Your assignment: From the records, pick out and copy each line containing "count".

(Page and application data records)
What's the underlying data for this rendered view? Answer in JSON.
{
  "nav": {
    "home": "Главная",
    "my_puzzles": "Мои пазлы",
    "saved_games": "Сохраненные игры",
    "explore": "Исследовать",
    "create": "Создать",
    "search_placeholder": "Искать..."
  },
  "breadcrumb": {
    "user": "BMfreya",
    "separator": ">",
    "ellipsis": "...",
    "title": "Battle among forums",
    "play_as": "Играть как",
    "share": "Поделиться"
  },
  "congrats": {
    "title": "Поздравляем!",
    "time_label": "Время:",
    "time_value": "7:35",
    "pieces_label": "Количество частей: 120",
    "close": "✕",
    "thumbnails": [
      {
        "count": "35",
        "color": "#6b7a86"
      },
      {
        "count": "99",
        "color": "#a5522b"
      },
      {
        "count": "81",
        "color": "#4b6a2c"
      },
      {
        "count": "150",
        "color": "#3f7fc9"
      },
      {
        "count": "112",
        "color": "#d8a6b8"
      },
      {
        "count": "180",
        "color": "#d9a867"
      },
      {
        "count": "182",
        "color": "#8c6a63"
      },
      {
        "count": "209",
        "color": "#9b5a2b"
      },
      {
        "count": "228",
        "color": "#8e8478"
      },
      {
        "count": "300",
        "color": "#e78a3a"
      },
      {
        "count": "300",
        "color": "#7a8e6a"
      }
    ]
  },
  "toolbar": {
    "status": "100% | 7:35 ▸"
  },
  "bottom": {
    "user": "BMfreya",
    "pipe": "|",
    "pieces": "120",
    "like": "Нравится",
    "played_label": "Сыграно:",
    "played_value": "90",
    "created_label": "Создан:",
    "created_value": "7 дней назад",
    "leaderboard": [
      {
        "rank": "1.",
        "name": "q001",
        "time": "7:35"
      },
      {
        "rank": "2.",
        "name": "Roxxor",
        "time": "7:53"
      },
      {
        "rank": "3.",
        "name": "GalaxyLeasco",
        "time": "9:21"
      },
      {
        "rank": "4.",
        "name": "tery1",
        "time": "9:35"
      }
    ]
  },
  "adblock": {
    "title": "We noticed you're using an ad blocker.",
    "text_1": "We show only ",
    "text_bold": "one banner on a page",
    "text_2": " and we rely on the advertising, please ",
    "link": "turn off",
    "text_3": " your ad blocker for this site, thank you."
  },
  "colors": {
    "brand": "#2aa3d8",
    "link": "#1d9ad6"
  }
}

Written response:
        "count": "35",
        "count": "99",
        "count": "81",
        "count": "150",
        "count": "112",
        "count": "180",
        "count": "182",
        "count": "209",
        "count": "228",
        "count": "300",
        "count": "300",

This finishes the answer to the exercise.